ONCIX’ Annual Reports consistently note that risks, i.e., misappropriation, infringement of sensitive – proprietary business information and advanced innovation to U.S. companies rise annually and asymmetrically. A not insignificant contributor to these rises lies with economic and competitive advantage adversaries and even allies. There is evidence their respective agencies have indeed shifted their espionage resources-spending away from the conventional national security and military hardware to economic and commercial targets. This translates as the assets being sought are not simply technological data but most all forms-categories of intangible assets, which can, when developed-commercialized effectively, deliver lucrative economic and competitive advantages globally.
Contrary to some company’s perceptions…leading-edge innovations and technological knowhow (intangible assets) are not the only assets being targeted by adversaries. (ONCIX Annual Report to The President on Economic Espionage). Obviously, company’s plans, intentions, and capabilities are of interest to competitors and economic adversaries alike because the perspectives-insights gleaned can be used to undermine the targeted company’s competitive advantages, erode its profitability, and stifle momentum for its projects and initiatives.
As these realities become more routine action items on company management leadership and board agendas…they may be less inclined to summarily dismiss the benefits of adopting a more strategic view about protecting, preserving, and monitoring the value of their intangible assets.
Questions which many U.S. company’s should be asking themselves…according to by Christopher Burgess on December 21, 2017…
• Is this company developing – products product and/or services that would be useful to particular-countries and the global (sophisticated, inter-locking) economic espionage processes at work?
• Who are this companies primary competitors?
• Does this company make widgets for and/or provide a service used in any country’s defense industrial sector?
• Has any country or company announced a strategic plan to make ultra-large investments in products, technologies, and/or services comparable to those your company is engaged in R&D and/or already delivering?
Answer “yes” to any of these, and other relevant questions, and company leadership would find it prudent to recognize one way to such maximize investment dollars, is to reduce R&D costs. Doing so by economic and competitive advantage adversaries may translate to acquiring existing – comparable technologies already belonging to – being used by others. Already registered patents, in such circumstances are often merely regarded as a modest hurdle or wholly dismissed as representing any sort of impediment to achieving their objective. This can occur through licensing, joint ventures, collaborations, or economic espionage.

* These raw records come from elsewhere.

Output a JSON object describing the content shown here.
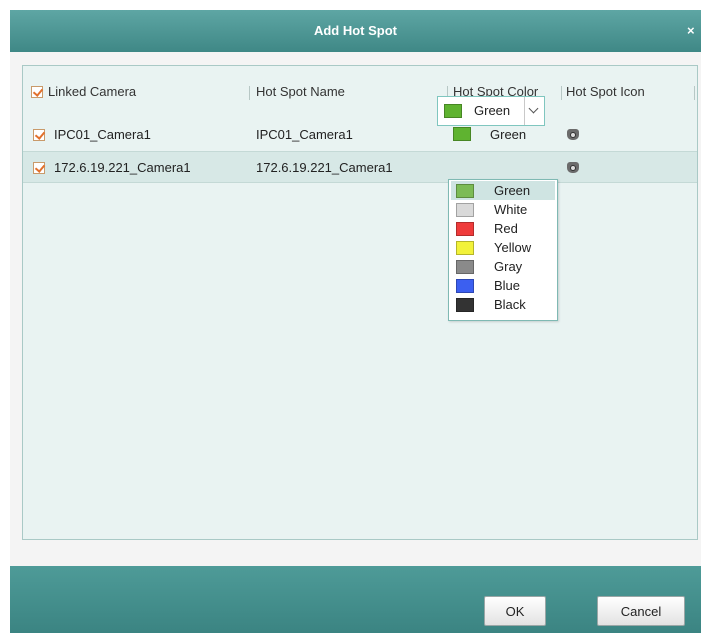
{
  "dialog": {
    "title": "Add Hot Spot",
    "close_glyph": "×"
  },
  "table": {
    "headers": {
      "linked_camera": "Linked Camera",
      "hot_spot_name": "Hot Spot Name",
      "hot_spot_color": "Hot Spot Color",
      "hot_spot_icon": "Hot Spot Icon"
    },
    "header_checked": true,
    "rows": [
      {
        "checked": true,
        "camera": "IPC01_Camera1",
        "name": "IPC01_Camera1",
        "color": "Green",
        "color_hex": "#5fb330",
        "icon": "camera-icon"
      },
      {
        "checked": true,
        "camera": "172.6.19.221_Camera1",
        "name": "172.6.19.221_Camera1",
        "color": "Green",
        "color_hex": "#5fb330",
        "icon": "camera-icon"
      }
    ]
  },
  "color_dropdown": {
    "selected": "Green",
    "options": [
      {
        "label": "Green",
        "hex": "#7cbb55"
      },
      {
        "label": "White",
        "hex": "#d9d9d9"
      },
      {
        "label": "Red",
        "hex": "#ef3b3b"
      },
      {
        "label": "Yellow",
        "hex": "#f2f23a"
      },
      {
        "label": "Gray",
        "hex": "#8a8a8a"
      },
      {
        "label": "Blue",
        "hex": "#3c5ff0"
      },
      {
        "label": "Black",
        "hex": "#333333"
      }
    ]
  },
  "footer": {
    "ok_label": "OK",
    "cancel_label": "Cancel"
  },
  "colors": {
    "titlebar": "#4f9896",
    "footer": "#438c8a",
    "panel_bg": "#e9f3f2",
    "checkbox_mark": "#e2702c"
  }
}
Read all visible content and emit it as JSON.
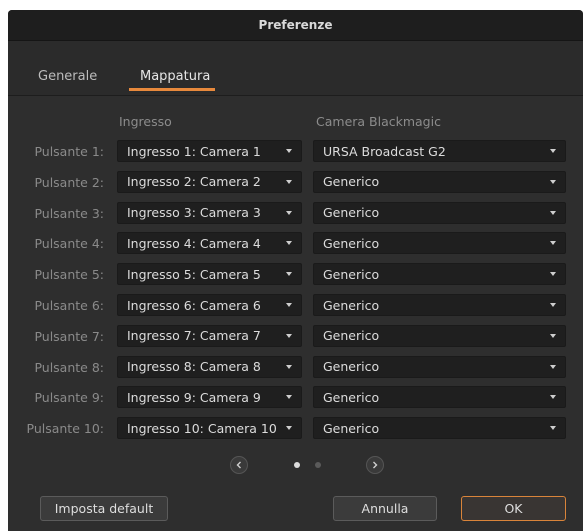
{
  "window": {
    "title": "Preferenze"
  },
  "tabs": [
    {
      "label": "Generale",
      "active": false
    },
    {
      "label": "Mappatura",
      "active": true
    }
  ],
  "columns": {
    "input_header": "Ingresso",
    "camera_header": "Camera Blackmagic"
  },
  "rows": [
    {
      "label": "Pulsante 1:",
      "input": "Ingresso 1: Camera 1",
      "camera": "URSA Broadcast G2"
    },
    {
      "label": "Pulsante 2:",
      "input": "Ingresso 2: Camera 2",
      "camera": "Generico"
    },
    {
      "label": "Pulsante 3:",
      "input": "Ingresso 3: Camera 3",
      "camera": "Generico"
    },
    {
      "label": "Pulsante 4:",
      "input": "Ingresso 4: Camera 4",
      "camera": "Generico"
    },
    {
      "label": "Pulsante 5:",
      "input": "Ingresso 5: Camera 5",
      "camera": "Generico"
    },
    {
      "label": "Pulsante 6:",
      "input": "Ingresso 6: Camera 6",
      "camera": "Generico"
    },
    {
      "label": "Pulsante 7:",
      "input": "Ingresso 7: Camera 7",
      "camera": "Generico"
    },
    {
      "label": "Pulsante 8:",
      "input": "Ingresso 8: Camera 8",
      "camera": "Generico"
    },
    {
      "label": "Pulsante 9:",
      "input": "Ingresso 9: Camera 9",
      "camera": "Generico"
    },
    {
      "label": "Pulsante 10:",
      "input": "Ingresso 10: Camera 10",
      "camera": "Generico"
    }
  ],
  "pagination": {
    "current_page": 1,
    "total_pages": 2
  },
  "footer": {
    "default_label": "Imposta default",
    "cancel_label": "Annulla",
    "ok_label": "OK"
  },
  "colors": {
    "accent": "#e8893c",
    "background": "#2e2e2e",
    "field": "#1f1f1f"
  }
}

Michael D. Moberly March 6, 2018 St. Louis 314-440-3593 email@example.com ‘Business IP and Intangible Asset Blog’